The long-awaited definition of “meaningful use” for electronic health records may soon become official as the Department of Health and Human Services sent a copy of the final rule on Monday to the Office of Management and Budget.
Since the Office of the National Coordinator issued a certification program for EHRs, health care providers have been attempting to follow an allusive set of guidelines that qualify their use of the new technologies under the requisites of meaningful use.
The certification deems the health care providers eligible for federal funding as long as they fall under the meaningful use requirements, a set regulatory metrics established under the The Health Information Technology for Economic and Clinical Health Act that was passed in 2009.
However, providers have found it difficult to follow the guidelines due to the fact that they were not officially established and remained indefinite, according to a recent survey of 120 CIOs and health IT executives. One of the main obstacles holding providers back from fully implementing EHRs was their confusion of what constitutes meaningful use.
Now that the OMB is reviewing the standards, implementation and certification criteria, health care providers will be able to clearly see how they can demonstrate meaningful use of EHRs to qualify for federal incentive payments. Requesting OMB approval is typically the last step before rules are published in the Federal Register.

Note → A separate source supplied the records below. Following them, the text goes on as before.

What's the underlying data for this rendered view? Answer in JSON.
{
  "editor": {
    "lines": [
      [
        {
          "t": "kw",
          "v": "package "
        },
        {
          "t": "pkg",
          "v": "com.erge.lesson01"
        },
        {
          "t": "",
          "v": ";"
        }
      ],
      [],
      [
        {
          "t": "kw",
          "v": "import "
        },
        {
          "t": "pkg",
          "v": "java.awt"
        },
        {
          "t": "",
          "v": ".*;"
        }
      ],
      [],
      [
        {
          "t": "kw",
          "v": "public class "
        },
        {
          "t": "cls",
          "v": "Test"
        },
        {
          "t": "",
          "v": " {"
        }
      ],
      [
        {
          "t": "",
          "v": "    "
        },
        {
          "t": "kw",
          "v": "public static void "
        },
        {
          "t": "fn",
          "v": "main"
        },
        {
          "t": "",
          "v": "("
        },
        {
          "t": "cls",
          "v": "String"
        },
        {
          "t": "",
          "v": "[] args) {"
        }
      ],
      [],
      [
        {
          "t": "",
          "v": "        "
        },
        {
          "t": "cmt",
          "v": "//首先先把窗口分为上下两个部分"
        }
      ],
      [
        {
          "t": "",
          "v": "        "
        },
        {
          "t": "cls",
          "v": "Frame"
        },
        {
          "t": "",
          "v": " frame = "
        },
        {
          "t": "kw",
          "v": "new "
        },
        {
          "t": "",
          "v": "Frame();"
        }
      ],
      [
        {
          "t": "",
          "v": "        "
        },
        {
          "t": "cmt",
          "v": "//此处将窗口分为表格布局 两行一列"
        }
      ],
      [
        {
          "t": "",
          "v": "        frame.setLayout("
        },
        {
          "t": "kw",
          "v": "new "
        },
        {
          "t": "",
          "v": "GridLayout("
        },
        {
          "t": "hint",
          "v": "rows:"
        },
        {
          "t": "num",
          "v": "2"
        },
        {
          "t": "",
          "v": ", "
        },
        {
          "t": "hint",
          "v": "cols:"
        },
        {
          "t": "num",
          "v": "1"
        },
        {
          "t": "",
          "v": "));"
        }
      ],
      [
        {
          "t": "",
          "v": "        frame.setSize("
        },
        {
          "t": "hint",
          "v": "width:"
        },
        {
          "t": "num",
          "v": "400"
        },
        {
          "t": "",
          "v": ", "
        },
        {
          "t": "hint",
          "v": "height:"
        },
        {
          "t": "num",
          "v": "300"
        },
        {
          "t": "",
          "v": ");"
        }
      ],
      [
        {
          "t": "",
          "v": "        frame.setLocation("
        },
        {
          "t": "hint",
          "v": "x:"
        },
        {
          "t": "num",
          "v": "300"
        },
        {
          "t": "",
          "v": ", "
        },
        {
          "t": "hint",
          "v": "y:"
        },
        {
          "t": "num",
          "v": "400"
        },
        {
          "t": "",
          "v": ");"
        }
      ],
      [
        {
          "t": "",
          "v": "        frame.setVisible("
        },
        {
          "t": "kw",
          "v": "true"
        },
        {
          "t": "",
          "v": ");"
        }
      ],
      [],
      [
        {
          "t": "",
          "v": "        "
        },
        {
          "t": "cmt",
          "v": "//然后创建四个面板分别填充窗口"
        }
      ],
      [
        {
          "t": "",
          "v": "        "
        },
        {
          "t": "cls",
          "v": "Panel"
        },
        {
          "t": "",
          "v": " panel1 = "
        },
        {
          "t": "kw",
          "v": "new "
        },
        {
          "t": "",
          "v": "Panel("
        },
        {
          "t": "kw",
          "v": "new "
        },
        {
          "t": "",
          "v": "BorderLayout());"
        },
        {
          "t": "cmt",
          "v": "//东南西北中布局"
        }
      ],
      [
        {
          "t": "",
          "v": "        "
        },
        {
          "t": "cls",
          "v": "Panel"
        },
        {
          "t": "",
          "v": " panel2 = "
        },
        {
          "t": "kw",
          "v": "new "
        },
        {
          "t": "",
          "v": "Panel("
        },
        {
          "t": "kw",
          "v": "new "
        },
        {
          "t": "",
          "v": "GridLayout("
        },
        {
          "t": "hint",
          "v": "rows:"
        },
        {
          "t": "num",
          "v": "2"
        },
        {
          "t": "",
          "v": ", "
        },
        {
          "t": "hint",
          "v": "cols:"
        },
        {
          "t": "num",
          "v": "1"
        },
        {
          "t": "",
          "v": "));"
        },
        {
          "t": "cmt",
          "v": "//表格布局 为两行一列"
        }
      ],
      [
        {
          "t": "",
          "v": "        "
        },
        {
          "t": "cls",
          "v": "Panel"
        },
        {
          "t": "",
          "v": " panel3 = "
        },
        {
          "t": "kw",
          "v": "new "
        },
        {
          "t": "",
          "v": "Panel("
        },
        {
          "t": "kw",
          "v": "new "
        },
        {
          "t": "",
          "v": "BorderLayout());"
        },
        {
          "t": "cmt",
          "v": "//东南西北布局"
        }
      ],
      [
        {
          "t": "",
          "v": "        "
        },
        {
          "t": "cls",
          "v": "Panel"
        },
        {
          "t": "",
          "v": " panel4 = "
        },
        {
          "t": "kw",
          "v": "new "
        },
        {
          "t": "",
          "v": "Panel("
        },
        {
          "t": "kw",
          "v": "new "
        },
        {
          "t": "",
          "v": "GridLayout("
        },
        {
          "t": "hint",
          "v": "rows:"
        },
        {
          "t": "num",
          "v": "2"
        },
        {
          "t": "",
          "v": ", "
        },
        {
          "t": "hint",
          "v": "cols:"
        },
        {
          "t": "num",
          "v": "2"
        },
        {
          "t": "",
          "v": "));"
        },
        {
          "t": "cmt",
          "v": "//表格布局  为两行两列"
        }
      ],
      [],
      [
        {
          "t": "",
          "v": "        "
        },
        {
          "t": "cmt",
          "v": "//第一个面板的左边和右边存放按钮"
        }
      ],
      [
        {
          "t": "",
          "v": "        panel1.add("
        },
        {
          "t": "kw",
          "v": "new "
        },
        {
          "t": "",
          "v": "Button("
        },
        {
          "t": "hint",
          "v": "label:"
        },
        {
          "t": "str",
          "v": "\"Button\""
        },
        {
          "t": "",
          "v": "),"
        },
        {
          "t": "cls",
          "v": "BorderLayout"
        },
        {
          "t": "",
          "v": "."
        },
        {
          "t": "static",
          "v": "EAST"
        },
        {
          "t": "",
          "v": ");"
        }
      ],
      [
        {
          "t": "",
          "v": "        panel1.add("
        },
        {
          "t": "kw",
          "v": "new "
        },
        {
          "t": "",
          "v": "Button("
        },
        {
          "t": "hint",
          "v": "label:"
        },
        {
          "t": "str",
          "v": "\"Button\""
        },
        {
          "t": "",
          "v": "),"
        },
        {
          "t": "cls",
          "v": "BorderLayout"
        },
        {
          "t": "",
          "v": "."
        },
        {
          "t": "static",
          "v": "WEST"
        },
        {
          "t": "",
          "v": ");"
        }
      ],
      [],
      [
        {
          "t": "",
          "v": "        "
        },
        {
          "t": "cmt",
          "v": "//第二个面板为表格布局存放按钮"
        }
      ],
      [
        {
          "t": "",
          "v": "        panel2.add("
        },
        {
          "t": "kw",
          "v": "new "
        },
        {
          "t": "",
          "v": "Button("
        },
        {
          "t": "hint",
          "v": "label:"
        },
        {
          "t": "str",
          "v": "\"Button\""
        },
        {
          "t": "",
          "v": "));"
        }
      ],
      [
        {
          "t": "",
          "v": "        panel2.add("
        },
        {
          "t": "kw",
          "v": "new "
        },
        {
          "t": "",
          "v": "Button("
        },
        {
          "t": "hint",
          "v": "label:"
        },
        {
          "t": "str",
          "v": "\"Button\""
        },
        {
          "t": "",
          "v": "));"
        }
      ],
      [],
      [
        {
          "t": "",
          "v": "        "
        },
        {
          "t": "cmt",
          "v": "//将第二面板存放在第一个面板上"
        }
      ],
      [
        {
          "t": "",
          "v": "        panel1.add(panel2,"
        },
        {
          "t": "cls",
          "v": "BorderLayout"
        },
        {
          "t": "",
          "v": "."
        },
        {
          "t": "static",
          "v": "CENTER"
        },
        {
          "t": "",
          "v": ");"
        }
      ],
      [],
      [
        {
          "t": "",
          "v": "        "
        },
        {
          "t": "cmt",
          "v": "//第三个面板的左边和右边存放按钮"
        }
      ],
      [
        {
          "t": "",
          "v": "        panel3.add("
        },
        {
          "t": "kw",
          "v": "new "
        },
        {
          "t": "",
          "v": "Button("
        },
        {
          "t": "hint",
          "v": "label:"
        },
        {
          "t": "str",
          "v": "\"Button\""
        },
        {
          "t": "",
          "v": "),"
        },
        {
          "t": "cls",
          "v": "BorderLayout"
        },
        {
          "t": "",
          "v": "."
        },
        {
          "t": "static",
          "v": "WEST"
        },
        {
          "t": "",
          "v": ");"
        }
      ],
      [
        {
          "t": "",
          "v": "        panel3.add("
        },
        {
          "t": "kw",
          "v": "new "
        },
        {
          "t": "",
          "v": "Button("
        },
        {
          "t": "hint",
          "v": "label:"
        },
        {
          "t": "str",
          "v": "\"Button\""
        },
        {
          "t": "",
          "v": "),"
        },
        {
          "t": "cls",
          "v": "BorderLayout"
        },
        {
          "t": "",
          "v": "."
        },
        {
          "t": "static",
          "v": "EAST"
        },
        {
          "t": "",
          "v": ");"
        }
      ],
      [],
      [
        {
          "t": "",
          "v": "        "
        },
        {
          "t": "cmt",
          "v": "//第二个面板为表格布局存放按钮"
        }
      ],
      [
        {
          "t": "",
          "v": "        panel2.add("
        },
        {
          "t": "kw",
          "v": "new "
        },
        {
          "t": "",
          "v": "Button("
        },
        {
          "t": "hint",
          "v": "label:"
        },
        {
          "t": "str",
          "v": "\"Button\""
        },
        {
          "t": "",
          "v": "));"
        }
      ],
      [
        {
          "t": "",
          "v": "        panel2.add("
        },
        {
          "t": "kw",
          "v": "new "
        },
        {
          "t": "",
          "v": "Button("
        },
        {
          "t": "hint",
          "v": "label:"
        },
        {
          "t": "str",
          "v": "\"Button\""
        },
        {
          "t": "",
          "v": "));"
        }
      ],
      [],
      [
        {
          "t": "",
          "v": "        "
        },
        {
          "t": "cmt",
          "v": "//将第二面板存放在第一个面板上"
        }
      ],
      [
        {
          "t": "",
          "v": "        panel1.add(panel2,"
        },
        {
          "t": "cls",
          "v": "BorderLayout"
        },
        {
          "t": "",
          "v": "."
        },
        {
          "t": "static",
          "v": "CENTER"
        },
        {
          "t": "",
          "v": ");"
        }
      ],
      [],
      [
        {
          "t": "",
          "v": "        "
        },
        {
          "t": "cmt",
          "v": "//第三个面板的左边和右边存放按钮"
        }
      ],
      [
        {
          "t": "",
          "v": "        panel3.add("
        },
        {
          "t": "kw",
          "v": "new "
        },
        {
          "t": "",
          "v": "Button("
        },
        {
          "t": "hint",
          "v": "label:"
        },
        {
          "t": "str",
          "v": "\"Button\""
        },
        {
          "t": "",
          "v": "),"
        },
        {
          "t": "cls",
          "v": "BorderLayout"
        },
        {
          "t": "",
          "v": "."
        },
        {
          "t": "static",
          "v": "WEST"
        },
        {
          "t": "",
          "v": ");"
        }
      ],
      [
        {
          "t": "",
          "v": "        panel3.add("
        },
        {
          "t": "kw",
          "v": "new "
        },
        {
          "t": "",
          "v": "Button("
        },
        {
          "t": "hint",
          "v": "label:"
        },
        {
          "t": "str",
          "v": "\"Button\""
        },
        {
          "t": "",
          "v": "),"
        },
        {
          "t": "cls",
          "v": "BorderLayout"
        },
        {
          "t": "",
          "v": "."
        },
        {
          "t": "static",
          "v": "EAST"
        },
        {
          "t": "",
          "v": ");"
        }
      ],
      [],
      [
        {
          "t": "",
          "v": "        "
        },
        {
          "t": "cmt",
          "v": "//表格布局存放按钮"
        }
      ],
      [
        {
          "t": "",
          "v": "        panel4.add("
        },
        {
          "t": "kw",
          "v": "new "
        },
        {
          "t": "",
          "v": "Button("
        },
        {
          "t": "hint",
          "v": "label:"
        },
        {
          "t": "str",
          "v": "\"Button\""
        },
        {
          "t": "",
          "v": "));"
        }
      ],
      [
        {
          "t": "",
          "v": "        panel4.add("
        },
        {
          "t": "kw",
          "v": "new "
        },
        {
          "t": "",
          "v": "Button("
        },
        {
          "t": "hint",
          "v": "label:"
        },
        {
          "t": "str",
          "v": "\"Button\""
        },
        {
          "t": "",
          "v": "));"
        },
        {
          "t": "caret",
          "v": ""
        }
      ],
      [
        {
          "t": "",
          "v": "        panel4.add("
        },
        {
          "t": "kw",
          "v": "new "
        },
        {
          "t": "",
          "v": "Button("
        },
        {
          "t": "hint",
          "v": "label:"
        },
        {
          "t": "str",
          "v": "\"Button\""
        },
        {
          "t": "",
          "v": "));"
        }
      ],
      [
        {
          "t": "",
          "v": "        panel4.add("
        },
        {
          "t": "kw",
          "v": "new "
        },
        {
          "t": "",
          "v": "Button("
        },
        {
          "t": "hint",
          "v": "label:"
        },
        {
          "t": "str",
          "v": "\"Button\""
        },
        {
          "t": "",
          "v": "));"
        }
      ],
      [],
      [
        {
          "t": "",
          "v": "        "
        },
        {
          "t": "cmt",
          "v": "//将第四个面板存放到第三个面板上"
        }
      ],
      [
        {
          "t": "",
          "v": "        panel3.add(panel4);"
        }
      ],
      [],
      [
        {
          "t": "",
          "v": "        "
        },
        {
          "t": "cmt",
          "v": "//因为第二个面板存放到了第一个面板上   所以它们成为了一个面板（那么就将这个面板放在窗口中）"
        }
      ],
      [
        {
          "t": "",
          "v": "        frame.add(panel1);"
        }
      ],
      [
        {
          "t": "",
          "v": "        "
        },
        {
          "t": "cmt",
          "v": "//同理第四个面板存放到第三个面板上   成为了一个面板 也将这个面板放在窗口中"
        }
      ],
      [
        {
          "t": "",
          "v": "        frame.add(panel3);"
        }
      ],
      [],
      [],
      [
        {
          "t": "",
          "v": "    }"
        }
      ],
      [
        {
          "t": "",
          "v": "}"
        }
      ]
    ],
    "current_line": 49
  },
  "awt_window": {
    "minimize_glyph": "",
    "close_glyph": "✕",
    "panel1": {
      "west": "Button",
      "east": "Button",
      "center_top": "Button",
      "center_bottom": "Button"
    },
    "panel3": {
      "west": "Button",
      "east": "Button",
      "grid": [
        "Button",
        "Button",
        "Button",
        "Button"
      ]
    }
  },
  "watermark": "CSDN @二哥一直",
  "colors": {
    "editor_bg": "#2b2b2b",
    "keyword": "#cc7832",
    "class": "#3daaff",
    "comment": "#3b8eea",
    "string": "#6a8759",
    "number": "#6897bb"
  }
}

The Centers for Medicare and Medicaid Services expects that the rules will be available sometime this summer.